Scott Stuber, who brought Oscar-winning filmmakers like Martin Scorsese, Spike Lee, Jane Campion and Alfonso Cuaron to Netflix and in doing so helped bring the entertainment industry into the streaming age, is leaving as the service’s president of movies, according to the company. Said Monday.
News of Mr. Stuber’s departure came on the eve of the Oscar nominations. During his tenure, which began in 2017, Netflix has had eight films nominated for Best Picture, though victory in that category has proven elusive.

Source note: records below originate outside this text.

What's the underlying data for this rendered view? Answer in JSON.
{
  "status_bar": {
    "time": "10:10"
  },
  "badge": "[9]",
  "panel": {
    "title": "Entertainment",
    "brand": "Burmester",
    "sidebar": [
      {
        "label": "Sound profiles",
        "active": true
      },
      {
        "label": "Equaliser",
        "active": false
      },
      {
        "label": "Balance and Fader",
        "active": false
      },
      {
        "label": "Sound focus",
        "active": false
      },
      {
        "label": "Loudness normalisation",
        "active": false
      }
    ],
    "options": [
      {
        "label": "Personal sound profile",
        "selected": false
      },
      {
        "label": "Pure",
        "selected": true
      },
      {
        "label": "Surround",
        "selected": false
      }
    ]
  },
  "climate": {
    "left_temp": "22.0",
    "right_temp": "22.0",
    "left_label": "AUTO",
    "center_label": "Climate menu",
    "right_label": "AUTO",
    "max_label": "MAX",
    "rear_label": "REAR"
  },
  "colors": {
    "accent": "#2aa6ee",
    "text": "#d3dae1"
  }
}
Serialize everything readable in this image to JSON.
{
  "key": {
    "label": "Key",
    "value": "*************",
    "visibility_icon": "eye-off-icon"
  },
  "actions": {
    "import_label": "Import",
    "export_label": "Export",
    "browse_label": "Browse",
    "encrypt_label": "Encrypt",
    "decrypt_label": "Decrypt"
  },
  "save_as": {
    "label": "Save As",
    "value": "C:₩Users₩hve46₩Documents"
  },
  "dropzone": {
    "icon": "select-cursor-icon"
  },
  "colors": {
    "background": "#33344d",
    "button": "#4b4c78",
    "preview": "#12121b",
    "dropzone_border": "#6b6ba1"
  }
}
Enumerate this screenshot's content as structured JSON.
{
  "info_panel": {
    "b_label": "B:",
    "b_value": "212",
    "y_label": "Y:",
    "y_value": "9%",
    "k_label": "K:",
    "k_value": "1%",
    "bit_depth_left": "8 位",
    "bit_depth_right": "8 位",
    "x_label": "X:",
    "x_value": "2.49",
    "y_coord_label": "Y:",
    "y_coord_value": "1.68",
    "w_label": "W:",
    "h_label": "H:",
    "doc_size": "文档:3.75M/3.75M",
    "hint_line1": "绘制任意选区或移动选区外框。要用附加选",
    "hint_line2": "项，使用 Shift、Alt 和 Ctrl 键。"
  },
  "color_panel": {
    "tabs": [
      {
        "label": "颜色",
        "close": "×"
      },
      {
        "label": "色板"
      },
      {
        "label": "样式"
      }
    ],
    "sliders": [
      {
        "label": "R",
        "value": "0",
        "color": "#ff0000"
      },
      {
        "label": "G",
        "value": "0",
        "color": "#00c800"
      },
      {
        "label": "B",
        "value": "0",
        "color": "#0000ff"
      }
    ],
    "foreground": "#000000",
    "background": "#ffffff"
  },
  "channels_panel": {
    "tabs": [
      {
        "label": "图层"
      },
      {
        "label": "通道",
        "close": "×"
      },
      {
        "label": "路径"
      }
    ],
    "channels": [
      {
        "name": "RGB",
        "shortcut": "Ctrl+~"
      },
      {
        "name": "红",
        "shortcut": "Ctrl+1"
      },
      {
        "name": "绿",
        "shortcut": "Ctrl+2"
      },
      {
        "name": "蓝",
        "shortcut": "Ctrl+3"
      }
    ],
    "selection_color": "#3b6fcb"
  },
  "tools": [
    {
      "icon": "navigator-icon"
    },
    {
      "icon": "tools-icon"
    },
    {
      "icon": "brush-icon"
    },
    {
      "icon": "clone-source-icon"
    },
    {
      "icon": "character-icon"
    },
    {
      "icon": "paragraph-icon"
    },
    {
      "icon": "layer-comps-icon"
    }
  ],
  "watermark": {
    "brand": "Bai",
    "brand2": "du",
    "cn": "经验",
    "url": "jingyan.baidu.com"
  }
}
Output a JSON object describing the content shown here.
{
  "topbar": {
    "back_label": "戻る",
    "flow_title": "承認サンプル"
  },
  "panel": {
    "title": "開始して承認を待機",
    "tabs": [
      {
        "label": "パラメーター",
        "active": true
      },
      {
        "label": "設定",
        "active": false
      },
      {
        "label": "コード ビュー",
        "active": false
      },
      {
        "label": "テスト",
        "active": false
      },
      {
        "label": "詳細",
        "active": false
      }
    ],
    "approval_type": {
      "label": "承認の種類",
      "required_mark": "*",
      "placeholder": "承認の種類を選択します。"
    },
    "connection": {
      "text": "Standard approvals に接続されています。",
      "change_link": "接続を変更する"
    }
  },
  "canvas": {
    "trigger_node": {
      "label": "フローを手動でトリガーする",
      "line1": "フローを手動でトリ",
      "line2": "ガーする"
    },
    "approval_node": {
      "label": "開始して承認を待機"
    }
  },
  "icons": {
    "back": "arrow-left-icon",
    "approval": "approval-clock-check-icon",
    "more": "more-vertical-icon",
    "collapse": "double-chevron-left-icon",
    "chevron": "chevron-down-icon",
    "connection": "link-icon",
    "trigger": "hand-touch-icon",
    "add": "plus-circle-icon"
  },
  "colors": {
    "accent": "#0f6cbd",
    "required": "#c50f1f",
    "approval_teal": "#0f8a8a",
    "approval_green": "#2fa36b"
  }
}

“Scott has helped lead a new paradigm of creating, distributing and watching movies,” Netflix co-chief executive Ted Sarandos said in a statement. “He attracted incredible creative talent to Netflix, helping us become a premiere film studio.”
While Mr. Stuber’s films helped grow Netflix’s business substantially, he often clashed with Mr. Sarandos over strategy. Mr. Stuber often tried to appease the filmmakers by insisting on a wider theatrical release than Mr. Sarandos desired.
Still, Netflix received the most Oscar nominations of any studio in 2020, 2021, and 2022. In addition to such critical hits as Mr. Scorsese’s “The Irishman,” Ms. Campion’s “The Power of the Dog” and Mr. Cuaron’s “Roma.” Mr. Stuber’s tenure produced such popular hits as “Red Notice,” “Bird Box” and “Glass Onion: A Knives Out Mystery.”
He bet big on filmmakers he wanted to lure to the studio, spending $450 million to acquire two “Knives Out” sequels from Rian Johnson and $160 million for Zack Snyder’s latest release, “Rebel Moon.” Spent more. Greta Gerwig, who directed and co-wrote the blockbuster “Barbie,” is also working with Netflix on a two-film adaptation based on the “Chronicles of Narnia” book series.
“Maestro,” a biopic of composer Leonard Bernstein written, directed and starring Bradley Cooper, is one of the Netflix movies that is expected to get multiple Oscar nominations this year. (Netflix will also announce its fourth-quarter earnings on Tuesday.)
Netflix was sometimes criticized for prioritizing quantity over quality in its film strategy, which Mr. Stuber acknowledged.
“I think one of the fair criticisms is that we make too much and not make enough is also great,” he said in an interview in 2021. ,
In a statement on Monday, Mr. Stuber thanked Mr. Sarandos and Reed Hastings, Netflix’s co-founder and executive chairman, for “the amazing opportunity to join Netflix and create a new home for original films.”
“I’m proud of what we accomplished,” he said, “and I’m deeply grateful to all the filmmakers and talent who trusted us to help tell their stories.”
Mr. Stuber is set to leave in March and start his own media company. Bella Bajaria, Netflix’s chief content officer, will take over from Mr. Stuber upon his departure. Last year, she essentially became Mr. Stuber’s boss, creating a layer of management between him and Mr. Sarandos.